- [REQUIREMENT] Whenever a line of the data below holds the string "headline", copy that line.

──────── LISTED RECORDS

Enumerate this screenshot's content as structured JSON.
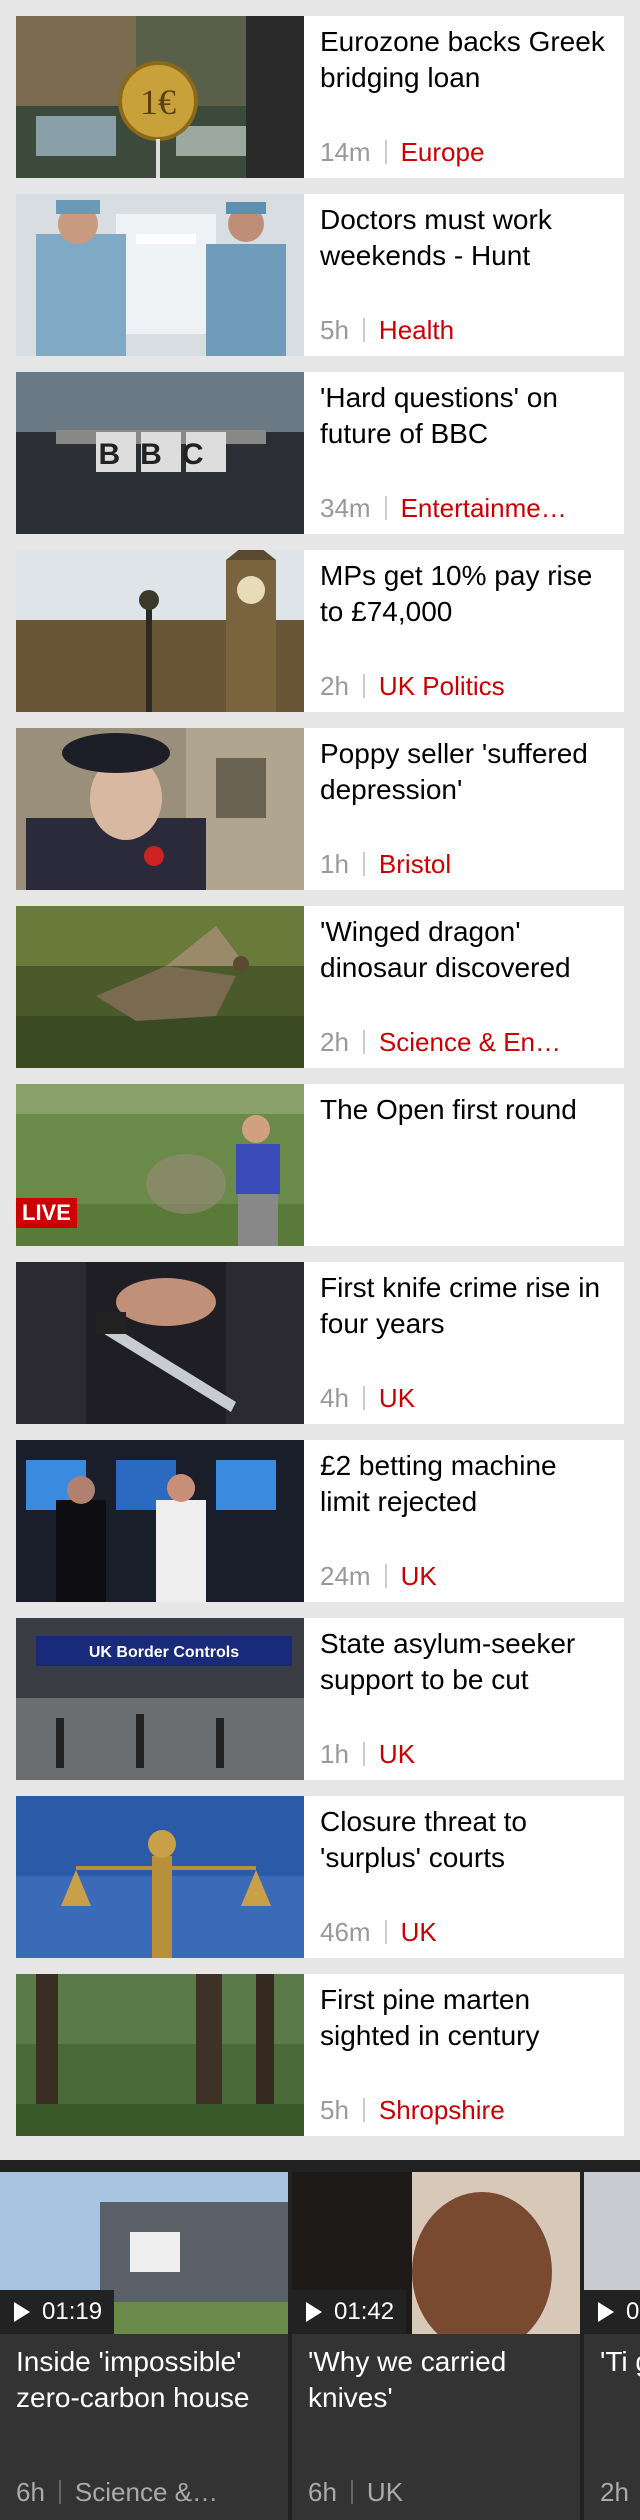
{
  "stories": [
    {
      "headline": "Eurozone backs Greek bridging loan",
      "time": "14m",
      "section": "Europe"
    },
    {
      "headline": "Doctors must work weekends - Hunt",
      "time": "5h",
      "section": "Health"
    },
    {
      "headline": "'Hard questions' on future of BBC",
      "time": "34m",
      "section": "Entertainme…"
    },
    {
      "headline": "MPs get 10% pay rise to £74,000",
      "time": "2h",
      "section": "UK Politics"
    },
    {
      "headline": "Poppy seller 'suffered depression'",
      "time": "1h",
      "section": "Bristol"
    },
    {
      "headline": "'Winged dragon' dinosaur discovered",
      "time": "2h",
      "section": "Science & En…"
    },
    {
      "headline": "The Open first round",
      "time": "",
      "section": "",
      "live_label": "LIVE"
    },
    {
      "headline": "First knife crime rise in four years",
      "time": "4h",
      "section": "UK"
    },
    {
      "headline": "£2 betting machine limit rejected",
      "time": "24m",
      "section": "UK"
    },
    {
      "headline": "State asylum-seeker support to be cut",
      "time": "1h",
      "section": "UK"
    },
    {
      "headline": "Closure threat to 'surplus' courts",
      "time": "46m",
      "section": "UK"
    },
    {
      "headline": "First pine marten sighted in century",
      "time": "5h",
      "section": "Shropshire"
    }
  ],
  "thumb_texts": {
    "coin": "1€",
    "bbc": "BBC",
    "uk_border": "UK Border Controls"
  },
  "videos": [
    {
      "duration": "01:19",
      "title": "Inside 'impossible' zero-carbon house",
      "time": "6h",
      "section": "Science &…"
    },
    {
      "duration": "01:42",
      "title": "'Why we carried knives'",
      "time": "6h",
      "section": "UK"
    },
    {
      "duration": "0",
      "title": "'Ti get",
      "time": "2h",
      "section": ""
    }
  ],
  "colors": {
    "accent": "#cc0000",
    "background": "#e6e6e6",
    "card": "#ffffff",
    "video_bg": "#222222"
  }
}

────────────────

- [SOLUTION]
      "headline": "Eurozone backs Greek bridging loan",
      "headline": "Doctors must work weekends - Hunt",
      "headline": "'Hard questions' on future of BBC",
      "headline": "MPs get 10% pay rise to £74,000",
      "headline": "Poppy seller 'suffered depression'",
      "headline": "'Winged dragon' dinosaur discovered",
      "headline": "The Open first round",
      "headline": "First knife crime rise in four years",
      "headline": "£2 betting machine limit rejected",
      "headline": "State asylum-seeker support to be cut",
      "headline": "Closure threat to 'surplus' courts",
      "headline": "First pine marten sighted in century",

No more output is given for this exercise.